Fast forward to last summer, Amalie and I decided to travel to San Francisco to combine a vacation and my race. I was very much looking forward to the entire spectacle and was in an okay shape.
I don’t know about you guys, but the sole reason for me to even participate in the Escape from Alcatraz was the allure of the swim. Would I be able to do it? Was I a good enough swimmer? This race is and will always be a swim first race, everything else is just a bonus.
The day came, and little did I know that this would be one of the more sad days of my sports career. The walk from our hotel, the morning of the race, was short, but still full of anticipation. I finished my transition area in a short amount of time and boarded the bus towards the San Francisco Belle, the ship that would take us out in the bay.
This is where the day started to go south. Too much water from the Rocky’s and a lot of wind created dangerous currents that made it impossible for the small security crafts to keep us safe. The swim was canceled! My triathlon-world crumbled in minutes, and I was unsure if I wanted to go through with the race at all, many people didn’t.
I finished the race as a duathlon, but the wound still feels fresh in my mind. I have never been this let down by any sport event ever before.
In the year that has passed since then, I almost haven’t touched a bike. I’ve had at best 10 swimming sessions and have generally not been motivated to join in on another triathlon event. My TT bike has been in storage and hasn’t been used the last 18 months. I was close to just renaming my entire Instagram/Youtube/Blog to something that wasn’t triathlon related.
Big things need to happen in my life if I ever am going to consider doing the Escape from Alcatraz again. I have an irrational anger towards the event. Mostly because I was robbed of the experience of my lifetime, but also because there was no thought towards the athletes after the decision was made.
Yes, we got a chance to join the race next year circumventing the random draw. But if you consider how big a chance it is for you to get through (33%) this isn’t as big of a gesture that it sounds like. Disappointed athletes wanted to leave, but they were not allowed out of the transition zone. Some of them waited for hours to be able to get their bike out only to go home empty-handed. The race has become a money machine that costs twice, or thrice, as much as it did a few years ago and to the participants that I talked to it was clear that the highest priority was to keep a firm grip on the moneybag.

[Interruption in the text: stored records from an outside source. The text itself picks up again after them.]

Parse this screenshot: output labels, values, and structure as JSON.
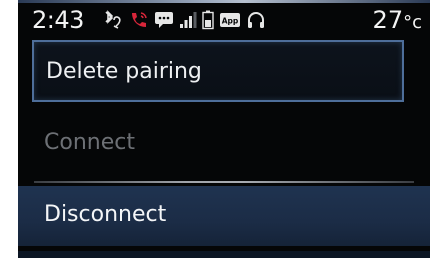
{
  "status_bar": {
    "time": "2:43",
    "temperature": "27",
    "temperature_unit": "°c",
    "icons": [
      "bluetooth-phone-icon",
      "phone-call-icon",
      "message-icon",
      "signal-icon",
      "battery-icon",
      "app-icon",
      "headphones-icon"
    ],
    "app_icon_text": "App",
    "accent_color": "#d8263a"
  },
  "menu": {
    "items": [
      {
        "label": "Delete pairing",
        "state": "focused"
      },
      {
        "label": "Connect",
        "state": "disabled"
      },
      {
        "label": "Disconnect",
        "state": "selected"
      }
    ]
  },
  "colors": {
    "background": "#050607",
    "focus_border": "#4e6e9a",
    "selected_bg": "#1f3350",
    "disabled_text": "#6d7075"
  }
}
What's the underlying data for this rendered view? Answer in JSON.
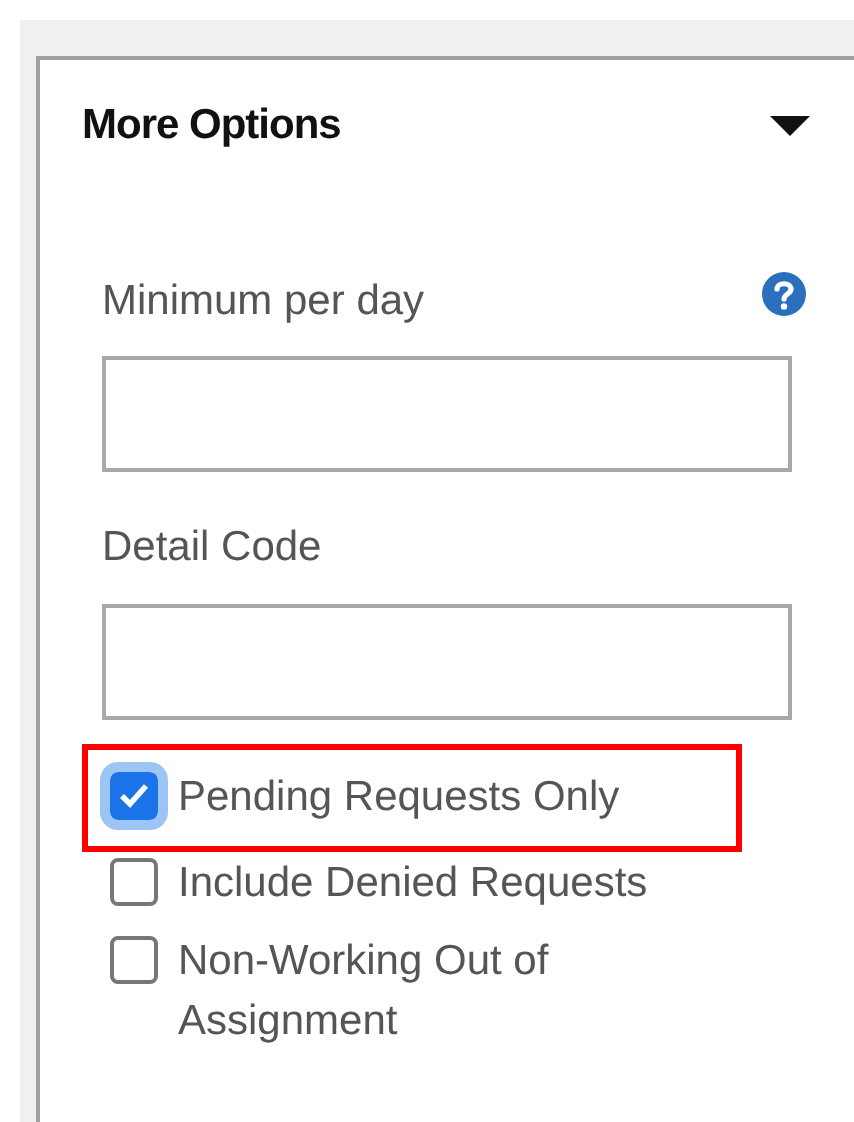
{
  "panel": {
    "title": "More Options",
    "expanded": true
  },
  "fields": [
    {
      "label": "Minimum per day",
      "help": true
    },
    {
      "label": "Detail Code",
      "help": false
    }
  ],
  "options": [
    {
      "label": "Pending Requests Only",
      "checked": true,
      "highlighted": true
    },
    {
      "label": "Include Denied Requests",
      "checked": false,
      "highlighted": false
    },
    {
      "label": "Non-Working Out of Assignment",
      "checked": false,
      "highlighted": false
    }
  ]
}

I am finally getting over this letdown. I had never looked forward to a race of this caliber before and became discouraged in my quest to see the world through triathlons. Now though it seems this is about to change. I have finally, with the help of my brothers, gotten my bike down to Denmark again. Big things seem to be in the making!
Look below for a video rendition of the entire experience.